Please note that by "etymology" I mean the mathematical history of these terms.

This may get answered en route, but I am specifically interested in what (if any) relationship there may be between the ideas of "differentiating" (breaking apart) and "integrating" (putting together), and the fact that these two operations do in fact "undo" each other in mathematics, which is the essence of the Fundamental Theorem of Calculus.


EDIT: It just occurred to me that while "derivative" would seem to go with "derive", "differentiate" would go with "difference", and in fact "difference equations" were used by Leibniz when he developed calculus (although I don't know if he called them as such) - can anyone verify this?

  • 1
    These are really technical jargon in math. Their etymology in math belongs in a Math forum, not an English one. Particle physics uses terms like Charm and Strangeness and Color in unique ways that are not related to the language until the coined term takes root. – Oldcat May 17 '14 at 0:11
  • @Oldcat The terms seem to fit naturally to the ideas though. I don't particularly care about who coined them or when, I want to know what lingual significance they have. – user76407 May 17 '14 at 0:14
  • 2
    My best guess is that the definitions are meant to be obvious, i.e., a derivative is called that because it is derived from another function. One way to calculate a derivative is as the limit of a difference quotient, which may explain why performing such a calculation is called differentiation. Similarly, taken to mean forming a whole, the definition of integral is self-explanatory. You could ask over on math.SE, they may have better ideas. – Apis Utilis May 17 '14 at 0:33
1

Differentiate comes from the Latin calculus differentialis [differential method], coined by Gottfried Leibniz:

1684   G. Leibniz Acta Eruditorum 3 469   Ex cognito hoc velut Algorithmo, ut ita dicam, calculi hujus, quem voco differentialem, omnes aliae aequationes differentiales inveniti poſſunt per calculem communem, maximaeque & minimae, itemque tangentes haberi

[Just by knowing the algorithm, as I call it, of this method, which I call differential, all other differential equations can be solved by a common method, and maxima and minima, and tangents too, can be found]

The name comes from the infinitesimal differences (dx, dy, etc., in Leibniz' notation, also introduced in the 1684 paper) which are the basis of the method.

In English, the differential calculus was known at first as the method or doctrine of fluxions (Newton's terminology). Thus the OED's first citation for differential in English is:

1702   J. Ralphson Math. Dict. at Fluxions,   A different way..passes..in France under the Name of Leibnitz's Differential Calculus, or Calculus of Differences.

(If you have more of these kinds of question, you'll find Jeff Miller's site "Earliest Known Uses of Some of the Words of Mathematics" a very helpful resource.)

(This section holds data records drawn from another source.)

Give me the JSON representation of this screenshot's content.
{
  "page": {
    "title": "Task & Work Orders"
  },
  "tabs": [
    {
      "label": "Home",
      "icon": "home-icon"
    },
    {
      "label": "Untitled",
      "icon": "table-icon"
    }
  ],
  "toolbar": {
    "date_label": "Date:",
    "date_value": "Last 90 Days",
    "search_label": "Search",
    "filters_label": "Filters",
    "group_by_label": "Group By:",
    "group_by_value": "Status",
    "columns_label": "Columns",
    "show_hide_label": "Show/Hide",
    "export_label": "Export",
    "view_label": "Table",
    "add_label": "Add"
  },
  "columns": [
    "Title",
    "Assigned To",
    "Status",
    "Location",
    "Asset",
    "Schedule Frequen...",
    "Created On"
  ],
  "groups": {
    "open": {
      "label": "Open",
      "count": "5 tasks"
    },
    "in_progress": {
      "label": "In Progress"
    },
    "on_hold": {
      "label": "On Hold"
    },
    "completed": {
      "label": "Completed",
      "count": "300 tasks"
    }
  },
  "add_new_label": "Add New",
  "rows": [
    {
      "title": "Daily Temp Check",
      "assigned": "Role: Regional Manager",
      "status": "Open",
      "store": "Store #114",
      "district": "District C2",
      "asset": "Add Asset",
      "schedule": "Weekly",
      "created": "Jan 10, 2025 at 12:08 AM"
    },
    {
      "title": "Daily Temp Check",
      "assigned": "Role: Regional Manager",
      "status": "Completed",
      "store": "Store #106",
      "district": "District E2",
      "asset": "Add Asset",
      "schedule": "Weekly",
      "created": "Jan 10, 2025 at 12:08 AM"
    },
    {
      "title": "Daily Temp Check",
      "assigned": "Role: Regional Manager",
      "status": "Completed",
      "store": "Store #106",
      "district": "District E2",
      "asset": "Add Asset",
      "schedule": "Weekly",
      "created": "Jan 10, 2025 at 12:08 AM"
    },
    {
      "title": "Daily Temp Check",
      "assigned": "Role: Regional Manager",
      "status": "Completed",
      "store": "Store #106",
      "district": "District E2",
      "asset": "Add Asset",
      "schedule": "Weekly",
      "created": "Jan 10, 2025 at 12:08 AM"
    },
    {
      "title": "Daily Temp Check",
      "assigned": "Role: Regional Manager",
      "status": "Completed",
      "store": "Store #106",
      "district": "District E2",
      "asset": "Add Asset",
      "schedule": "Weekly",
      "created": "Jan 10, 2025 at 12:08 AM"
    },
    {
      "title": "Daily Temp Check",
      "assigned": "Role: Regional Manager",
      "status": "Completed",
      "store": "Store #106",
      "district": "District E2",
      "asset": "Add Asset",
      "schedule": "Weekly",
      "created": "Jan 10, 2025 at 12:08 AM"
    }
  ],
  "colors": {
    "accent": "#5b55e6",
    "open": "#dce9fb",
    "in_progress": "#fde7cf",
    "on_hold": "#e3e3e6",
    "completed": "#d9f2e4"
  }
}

| improve this answer | |

Your Answer

By clicking “Post Your Answer”, you agree to our terms of service, privacy policy and cookie policy

Not the answer you're looking for? Browse other questions tagged or ask your own question.